What you have to do: Take each line of the records below that contains the string "type" and copy it.

Material provided:
***
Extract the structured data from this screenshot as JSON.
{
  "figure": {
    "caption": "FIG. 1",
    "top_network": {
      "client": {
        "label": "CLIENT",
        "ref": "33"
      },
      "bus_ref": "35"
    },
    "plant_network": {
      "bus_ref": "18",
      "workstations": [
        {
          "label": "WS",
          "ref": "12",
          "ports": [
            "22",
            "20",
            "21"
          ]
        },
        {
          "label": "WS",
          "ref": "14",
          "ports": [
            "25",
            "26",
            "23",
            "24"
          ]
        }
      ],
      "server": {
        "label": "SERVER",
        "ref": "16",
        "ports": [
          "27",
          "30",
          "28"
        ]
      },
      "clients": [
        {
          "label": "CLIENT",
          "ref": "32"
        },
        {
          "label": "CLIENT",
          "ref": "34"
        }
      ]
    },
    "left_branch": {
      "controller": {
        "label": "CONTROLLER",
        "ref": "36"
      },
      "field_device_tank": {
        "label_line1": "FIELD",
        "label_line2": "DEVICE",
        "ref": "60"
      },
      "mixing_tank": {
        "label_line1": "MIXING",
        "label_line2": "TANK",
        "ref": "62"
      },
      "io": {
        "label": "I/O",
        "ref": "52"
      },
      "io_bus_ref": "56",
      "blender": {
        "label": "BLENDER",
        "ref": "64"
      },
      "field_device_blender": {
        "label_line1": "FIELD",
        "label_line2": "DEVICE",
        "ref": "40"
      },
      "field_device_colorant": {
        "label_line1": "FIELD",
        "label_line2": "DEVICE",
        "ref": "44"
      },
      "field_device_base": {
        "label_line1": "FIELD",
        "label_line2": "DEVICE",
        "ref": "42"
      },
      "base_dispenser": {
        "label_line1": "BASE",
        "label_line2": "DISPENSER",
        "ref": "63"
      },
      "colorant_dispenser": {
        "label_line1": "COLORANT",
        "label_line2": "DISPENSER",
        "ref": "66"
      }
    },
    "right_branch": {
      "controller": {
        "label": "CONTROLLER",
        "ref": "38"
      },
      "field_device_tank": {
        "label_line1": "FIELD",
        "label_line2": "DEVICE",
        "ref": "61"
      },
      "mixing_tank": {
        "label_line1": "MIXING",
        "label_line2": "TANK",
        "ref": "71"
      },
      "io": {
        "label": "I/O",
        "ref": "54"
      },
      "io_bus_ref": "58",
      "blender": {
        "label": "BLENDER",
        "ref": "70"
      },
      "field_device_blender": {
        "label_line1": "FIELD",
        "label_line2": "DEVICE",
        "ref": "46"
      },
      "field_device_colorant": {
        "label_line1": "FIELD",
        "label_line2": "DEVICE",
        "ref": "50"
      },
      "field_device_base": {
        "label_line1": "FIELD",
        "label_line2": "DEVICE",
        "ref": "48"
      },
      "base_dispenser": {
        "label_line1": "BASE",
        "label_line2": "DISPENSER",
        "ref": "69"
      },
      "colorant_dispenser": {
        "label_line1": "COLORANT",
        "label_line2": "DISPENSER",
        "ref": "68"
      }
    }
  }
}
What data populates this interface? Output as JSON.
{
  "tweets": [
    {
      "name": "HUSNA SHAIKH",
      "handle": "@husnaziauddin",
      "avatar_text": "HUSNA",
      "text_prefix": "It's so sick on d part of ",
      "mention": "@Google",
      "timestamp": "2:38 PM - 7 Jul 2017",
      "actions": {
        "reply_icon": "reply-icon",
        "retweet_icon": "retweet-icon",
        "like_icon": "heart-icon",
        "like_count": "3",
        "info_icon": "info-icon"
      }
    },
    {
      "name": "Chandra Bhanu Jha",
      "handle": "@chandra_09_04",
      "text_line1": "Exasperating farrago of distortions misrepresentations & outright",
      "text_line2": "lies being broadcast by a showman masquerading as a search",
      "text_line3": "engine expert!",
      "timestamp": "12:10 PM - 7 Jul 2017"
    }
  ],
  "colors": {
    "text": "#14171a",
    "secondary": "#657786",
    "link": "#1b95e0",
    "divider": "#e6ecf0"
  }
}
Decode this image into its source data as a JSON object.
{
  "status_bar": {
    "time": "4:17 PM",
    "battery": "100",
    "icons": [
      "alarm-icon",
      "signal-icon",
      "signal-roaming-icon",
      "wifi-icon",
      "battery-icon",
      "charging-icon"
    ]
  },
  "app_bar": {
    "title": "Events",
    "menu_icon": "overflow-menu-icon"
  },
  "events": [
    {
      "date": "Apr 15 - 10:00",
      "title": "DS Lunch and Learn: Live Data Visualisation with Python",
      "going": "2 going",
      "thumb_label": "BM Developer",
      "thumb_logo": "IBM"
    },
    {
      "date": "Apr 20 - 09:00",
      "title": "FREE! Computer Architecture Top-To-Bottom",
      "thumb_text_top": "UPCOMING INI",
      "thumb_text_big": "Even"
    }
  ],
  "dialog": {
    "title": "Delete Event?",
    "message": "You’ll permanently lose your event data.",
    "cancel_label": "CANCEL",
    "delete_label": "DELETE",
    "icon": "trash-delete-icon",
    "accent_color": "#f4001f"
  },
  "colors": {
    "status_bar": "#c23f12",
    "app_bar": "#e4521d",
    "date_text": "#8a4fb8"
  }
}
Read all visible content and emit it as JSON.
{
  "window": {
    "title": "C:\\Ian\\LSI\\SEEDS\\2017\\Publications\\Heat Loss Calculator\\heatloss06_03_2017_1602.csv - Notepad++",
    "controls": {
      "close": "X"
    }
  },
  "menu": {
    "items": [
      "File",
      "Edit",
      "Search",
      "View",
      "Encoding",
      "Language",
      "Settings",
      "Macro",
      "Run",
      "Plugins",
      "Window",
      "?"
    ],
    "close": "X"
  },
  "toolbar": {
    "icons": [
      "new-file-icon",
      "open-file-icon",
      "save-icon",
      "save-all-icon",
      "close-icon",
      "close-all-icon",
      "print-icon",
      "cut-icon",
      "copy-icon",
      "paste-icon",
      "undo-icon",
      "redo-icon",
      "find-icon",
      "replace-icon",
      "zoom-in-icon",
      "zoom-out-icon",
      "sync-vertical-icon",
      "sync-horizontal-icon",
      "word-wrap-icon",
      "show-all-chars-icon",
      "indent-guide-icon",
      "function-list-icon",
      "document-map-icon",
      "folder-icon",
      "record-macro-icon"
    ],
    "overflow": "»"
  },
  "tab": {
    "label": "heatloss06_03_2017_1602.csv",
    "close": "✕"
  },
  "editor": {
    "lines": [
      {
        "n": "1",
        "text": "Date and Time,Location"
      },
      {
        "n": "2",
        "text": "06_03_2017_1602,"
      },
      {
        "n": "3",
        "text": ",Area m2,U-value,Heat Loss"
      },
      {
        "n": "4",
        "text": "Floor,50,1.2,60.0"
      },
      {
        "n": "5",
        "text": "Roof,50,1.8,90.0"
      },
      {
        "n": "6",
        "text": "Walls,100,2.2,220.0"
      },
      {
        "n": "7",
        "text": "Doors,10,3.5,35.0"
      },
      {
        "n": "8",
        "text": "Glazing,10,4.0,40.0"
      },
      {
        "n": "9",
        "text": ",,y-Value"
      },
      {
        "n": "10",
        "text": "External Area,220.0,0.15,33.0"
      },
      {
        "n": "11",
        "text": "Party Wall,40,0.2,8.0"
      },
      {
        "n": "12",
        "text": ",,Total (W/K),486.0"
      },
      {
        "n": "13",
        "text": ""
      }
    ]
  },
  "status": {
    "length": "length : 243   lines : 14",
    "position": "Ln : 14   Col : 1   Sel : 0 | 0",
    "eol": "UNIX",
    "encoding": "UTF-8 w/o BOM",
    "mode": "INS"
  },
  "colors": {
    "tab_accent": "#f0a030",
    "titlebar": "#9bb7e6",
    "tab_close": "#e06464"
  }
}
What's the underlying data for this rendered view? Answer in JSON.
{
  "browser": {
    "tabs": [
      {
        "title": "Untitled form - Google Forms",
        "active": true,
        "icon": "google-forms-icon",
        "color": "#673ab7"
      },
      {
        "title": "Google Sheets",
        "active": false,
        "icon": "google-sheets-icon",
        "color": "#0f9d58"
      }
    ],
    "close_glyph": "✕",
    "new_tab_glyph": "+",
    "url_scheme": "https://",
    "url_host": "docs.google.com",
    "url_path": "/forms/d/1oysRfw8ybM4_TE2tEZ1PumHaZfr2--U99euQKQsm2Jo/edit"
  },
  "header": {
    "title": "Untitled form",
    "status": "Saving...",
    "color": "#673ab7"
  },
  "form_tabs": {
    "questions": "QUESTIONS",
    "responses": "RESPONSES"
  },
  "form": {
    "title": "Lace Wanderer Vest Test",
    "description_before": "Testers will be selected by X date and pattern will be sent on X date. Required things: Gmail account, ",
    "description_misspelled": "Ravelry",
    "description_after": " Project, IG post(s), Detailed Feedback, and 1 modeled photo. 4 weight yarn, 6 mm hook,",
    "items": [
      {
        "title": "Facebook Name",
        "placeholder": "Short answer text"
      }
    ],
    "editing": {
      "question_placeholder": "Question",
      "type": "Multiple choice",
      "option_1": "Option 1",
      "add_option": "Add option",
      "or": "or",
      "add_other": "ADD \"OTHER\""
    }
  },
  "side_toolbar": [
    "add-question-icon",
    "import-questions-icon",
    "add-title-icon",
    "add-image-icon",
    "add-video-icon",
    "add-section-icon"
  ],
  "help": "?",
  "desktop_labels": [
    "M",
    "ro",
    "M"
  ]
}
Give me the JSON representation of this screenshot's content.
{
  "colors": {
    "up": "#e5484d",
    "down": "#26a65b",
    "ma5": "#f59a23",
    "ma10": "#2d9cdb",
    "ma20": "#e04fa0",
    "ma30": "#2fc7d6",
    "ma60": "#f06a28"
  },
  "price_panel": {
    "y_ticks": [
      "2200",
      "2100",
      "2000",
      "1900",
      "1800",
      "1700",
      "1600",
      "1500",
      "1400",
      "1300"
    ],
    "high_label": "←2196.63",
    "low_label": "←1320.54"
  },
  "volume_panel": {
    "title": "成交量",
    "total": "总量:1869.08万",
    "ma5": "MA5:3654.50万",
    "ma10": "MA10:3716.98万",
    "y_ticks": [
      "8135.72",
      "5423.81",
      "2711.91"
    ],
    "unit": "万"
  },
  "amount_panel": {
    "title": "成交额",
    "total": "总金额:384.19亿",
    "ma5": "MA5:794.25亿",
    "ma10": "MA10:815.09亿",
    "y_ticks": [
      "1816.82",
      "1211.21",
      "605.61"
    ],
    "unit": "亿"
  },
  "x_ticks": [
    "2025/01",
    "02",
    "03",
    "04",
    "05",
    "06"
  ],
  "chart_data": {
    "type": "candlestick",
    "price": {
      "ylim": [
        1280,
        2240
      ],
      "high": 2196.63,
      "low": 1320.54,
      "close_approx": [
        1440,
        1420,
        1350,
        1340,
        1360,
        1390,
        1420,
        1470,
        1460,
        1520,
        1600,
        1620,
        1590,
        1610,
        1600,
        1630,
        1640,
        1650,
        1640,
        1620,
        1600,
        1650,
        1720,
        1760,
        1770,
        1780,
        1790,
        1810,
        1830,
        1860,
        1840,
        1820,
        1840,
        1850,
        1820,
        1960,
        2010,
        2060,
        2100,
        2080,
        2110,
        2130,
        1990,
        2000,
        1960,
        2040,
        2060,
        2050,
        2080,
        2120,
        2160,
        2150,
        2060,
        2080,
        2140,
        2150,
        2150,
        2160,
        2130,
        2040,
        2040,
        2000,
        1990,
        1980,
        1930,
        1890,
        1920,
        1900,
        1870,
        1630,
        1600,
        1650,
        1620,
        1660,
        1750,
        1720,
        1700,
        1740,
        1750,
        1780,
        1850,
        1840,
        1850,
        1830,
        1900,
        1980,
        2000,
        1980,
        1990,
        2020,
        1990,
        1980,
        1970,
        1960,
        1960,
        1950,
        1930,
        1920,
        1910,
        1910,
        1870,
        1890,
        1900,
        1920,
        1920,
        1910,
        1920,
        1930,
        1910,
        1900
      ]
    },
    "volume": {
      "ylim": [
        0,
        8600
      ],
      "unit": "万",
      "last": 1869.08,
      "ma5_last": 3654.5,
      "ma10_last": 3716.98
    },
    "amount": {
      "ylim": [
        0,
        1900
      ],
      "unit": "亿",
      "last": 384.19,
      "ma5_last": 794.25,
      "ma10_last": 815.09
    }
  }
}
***
The completed task:
      "type": "Multiple choice",
    "type": "candlestick",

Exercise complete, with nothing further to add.